As a public service, we'd like to offer a yardstick by which to measure whether an organization that purportedly practices journalism is succeeding or failing in addressing the current political terrorism being practiced by the Republican Party. That yardstick is provided by James Fallows, in The Atlantic:
As a matter of journalism, any story that presents the disagreements as a "standoff," a "showdown," a "failure of leadership," a sign of "partisan gridlock," or any of the other usual terms for political disagreement, represents a failure of journalism*** and an inability to see or describe what is going on. [snip]Now, here's the
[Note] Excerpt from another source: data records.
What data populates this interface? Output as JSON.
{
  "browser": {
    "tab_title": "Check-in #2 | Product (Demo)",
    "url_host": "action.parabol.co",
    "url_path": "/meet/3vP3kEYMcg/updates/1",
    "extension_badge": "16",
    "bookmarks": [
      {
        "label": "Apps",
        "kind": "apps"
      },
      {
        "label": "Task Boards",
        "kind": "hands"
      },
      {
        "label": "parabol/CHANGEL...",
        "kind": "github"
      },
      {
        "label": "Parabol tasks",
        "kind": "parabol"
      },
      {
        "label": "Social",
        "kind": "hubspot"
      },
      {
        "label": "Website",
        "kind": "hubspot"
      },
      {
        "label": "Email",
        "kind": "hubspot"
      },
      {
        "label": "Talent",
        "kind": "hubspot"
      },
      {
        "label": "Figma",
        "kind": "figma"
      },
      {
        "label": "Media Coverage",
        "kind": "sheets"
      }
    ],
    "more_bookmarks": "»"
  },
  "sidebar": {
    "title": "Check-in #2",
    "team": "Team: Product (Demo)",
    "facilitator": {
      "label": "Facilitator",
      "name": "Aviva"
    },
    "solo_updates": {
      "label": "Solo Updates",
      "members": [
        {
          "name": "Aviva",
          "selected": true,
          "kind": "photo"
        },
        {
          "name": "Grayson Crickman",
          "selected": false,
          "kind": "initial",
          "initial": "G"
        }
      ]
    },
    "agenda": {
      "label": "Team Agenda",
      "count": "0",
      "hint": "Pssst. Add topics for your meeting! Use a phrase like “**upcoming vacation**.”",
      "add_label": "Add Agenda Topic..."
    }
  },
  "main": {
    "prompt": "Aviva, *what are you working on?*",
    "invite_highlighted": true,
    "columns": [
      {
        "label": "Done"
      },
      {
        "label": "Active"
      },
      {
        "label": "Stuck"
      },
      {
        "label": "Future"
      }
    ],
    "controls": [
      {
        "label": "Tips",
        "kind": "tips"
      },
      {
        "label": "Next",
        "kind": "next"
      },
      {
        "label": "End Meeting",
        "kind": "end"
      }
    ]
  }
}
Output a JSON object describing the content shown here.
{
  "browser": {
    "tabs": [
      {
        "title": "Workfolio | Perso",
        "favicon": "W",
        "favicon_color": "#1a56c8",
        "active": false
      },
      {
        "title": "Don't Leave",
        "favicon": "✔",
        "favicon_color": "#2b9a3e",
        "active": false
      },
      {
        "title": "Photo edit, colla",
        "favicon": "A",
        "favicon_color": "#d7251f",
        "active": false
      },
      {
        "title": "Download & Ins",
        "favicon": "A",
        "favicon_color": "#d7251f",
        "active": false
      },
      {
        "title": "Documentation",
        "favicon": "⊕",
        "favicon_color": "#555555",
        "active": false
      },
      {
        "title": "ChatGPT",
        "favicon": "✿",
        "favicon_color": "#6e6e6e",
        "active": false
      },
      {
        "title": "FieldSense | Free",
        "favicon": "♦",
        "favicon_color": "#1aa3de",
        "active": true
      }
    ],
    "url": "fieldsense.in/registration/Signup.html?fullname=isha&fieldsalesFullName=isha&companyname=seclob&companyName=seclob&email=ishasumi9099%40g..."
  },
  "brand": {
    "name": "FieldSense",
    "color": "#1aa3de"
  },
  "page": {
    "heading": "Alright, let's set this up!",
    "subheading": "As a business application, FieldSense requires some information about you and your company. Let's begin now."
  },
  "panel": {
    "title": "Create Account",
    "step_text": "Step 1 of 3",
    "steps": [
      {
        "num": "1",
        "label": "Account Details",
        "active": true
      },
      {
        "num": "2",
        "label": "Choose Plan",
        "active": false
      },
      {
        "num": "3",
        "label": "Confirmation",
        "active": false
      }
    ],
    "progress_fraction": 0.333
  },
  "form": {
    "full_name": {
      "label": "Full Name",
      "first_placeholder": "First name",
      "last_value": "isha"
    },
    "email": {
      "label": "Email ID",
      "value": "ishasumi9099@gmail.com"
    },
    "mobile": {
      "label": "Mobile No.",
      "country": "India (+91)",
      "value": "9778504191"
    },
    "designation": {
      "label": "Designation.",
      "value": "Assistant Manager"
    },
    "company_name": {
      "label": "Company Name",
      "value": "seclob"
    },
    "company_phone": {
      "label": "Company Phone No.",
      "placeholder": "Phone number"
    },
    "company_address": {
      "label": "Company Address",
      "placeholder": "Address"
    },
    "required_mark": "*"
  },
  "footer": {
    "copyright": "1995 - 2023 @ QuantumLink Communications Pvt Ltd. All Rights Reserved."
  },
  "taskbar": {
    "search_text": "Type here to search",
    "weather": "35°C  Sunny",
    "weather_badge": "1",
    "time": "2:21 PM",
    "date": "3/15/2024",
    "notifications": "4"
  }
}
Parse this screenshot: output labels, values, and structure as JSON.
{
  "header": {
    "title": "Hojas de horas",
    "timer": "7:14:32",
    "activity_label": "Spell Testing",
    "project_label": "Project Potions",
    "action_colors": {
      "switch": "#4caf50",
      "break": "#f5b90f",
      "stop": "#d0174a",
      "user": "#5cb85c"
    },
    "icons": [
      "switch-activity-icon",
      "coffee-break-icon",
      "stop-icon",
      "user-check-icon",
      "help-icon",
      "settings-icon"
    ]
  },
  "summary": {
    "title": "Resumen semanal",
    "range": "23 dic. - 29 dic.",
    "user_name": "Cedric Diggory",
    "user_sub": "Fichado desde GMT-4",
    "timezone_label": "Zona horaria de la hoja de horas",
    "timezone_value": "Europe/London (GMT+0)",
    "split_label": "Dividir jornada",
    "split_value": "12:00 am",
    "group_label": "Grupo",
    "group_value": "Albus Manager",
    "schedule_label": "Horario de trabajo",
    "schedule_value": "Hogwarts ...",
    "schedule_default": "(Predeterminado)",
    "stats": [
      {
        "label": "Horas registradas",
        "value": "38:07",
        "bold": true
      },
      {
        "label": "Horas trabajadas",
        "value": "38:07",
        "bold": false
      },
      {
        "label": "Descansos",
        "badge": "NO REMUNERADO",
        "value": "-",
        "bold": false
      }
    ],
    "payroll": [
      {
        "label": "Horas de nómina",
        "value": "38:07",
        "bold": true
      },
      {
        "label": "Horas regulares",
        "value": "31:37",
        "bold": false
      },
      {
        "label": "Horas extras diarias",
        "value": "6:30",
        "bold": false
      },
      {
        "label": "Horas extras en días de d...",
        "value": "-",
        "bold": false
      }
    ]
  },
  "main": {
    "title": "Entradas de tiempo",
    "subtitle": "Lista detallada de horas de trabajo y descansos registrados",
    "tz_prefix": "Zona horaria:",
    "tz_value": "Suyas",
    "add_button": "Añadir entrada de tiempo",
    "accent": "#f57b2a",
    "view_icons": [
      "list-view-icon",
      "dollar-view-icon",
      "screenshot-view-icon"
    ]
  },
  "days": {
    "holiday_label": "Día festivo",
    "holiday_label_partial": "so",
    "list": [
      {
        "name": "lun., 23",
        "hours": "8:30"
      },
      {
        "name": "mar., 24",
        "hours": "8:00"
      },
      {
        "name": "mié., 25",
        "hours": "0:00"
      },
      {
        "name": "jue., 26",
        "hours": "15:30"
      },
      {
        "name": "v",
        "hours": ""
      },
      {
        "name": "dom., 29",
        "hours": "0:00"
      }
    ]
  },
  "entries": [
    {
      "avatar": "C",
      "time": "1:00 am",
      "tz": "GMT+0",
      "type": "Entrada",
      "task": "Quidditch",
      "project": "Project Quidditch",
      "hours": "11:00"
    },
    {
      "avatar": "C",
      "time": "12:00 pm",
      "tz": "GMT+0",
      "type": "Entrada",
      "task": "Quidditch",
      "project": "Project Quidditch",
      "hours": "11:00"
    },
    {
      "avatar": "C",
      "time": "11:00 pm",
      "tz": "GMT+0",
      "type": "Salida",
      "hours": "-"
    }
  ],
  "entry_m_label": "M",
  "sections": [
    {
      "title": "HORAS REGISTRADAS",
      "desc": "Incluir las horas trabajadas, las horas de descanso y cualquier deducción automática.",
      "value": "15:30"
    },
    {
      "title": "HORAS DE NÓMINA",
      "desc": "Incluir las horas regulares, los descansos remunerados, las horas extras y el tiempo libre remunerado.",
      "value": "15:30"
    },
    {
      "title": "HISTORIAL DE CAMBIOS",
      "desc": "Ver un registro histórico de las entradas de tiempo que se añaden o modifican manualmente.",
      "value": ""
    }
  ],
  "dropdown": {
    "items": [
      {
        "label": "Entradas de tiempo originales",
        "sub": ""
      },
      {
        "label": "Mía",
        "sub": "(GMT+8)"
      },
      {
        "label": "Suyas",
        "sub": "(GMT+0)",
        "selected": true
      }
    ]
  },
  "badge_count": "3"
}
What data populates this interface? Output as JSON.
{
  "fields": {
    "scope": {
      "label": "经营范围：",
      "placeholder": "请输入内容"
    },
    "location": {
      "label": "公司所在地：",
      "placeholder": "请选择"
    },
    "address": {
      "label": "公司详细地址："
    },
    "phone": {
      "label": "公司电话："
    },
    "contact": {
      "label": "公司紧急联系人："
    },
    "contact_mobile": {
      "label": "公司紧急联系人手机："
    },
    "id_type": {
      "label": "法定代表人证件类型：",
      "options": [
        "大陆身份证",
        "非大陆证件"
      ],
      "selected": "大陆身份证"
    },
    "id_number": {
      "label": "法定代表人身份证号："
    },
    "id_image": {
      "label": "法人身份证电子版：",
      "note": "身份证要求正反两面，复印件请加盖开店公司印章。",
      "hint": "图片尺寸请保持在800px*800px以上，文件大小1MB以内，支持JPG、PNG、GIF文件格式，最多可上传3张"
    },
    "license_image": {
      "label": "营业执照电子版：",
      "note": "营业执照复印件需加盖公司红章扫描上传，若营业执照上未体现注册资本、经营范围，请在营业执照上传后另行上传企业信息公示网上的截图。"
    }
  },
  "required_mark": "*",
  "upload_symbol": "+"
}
This isn't "gridlock." It is a ferocious struggle within one party, between its traditionalists and its radical factions, with results that unfortunately can harm all the rest of us -- and, should there be a debt default, could harm the rest of the world too.
Ultimately, the grown-ups in the room will have to do their jobs, which in a democracy with divided government means compromising for the common good. That means Mr. Boehner, his counterpart in the Senate, Harry M. Reid (D-Nev.), minority leaders Sen. Mitch McConnell (R-Ky.) and Rep. Nancy Pelosi (D-Calif.) and the president. Both sides are inordinately concerned with making sure that, if catastrophe comes, the other side takes the political hit. In truth, none of their reputations stands to benefit.So we're back to "Both sides..." Derp.
That paragraph reeks of Bezos Bugle editorial page editor Fred "Both Sides Now" Hiatt. Is it possible to be sentient and write that paragraph? Is it possible to call journalism your profession and write that paragraph? We think by Fallows' yardstick, or by any other reasonable measure of what constitutes the most important hallmark of journalism -- honesty -- that paragraph, and the paper that published it, failed.
UPDATE: More offenders.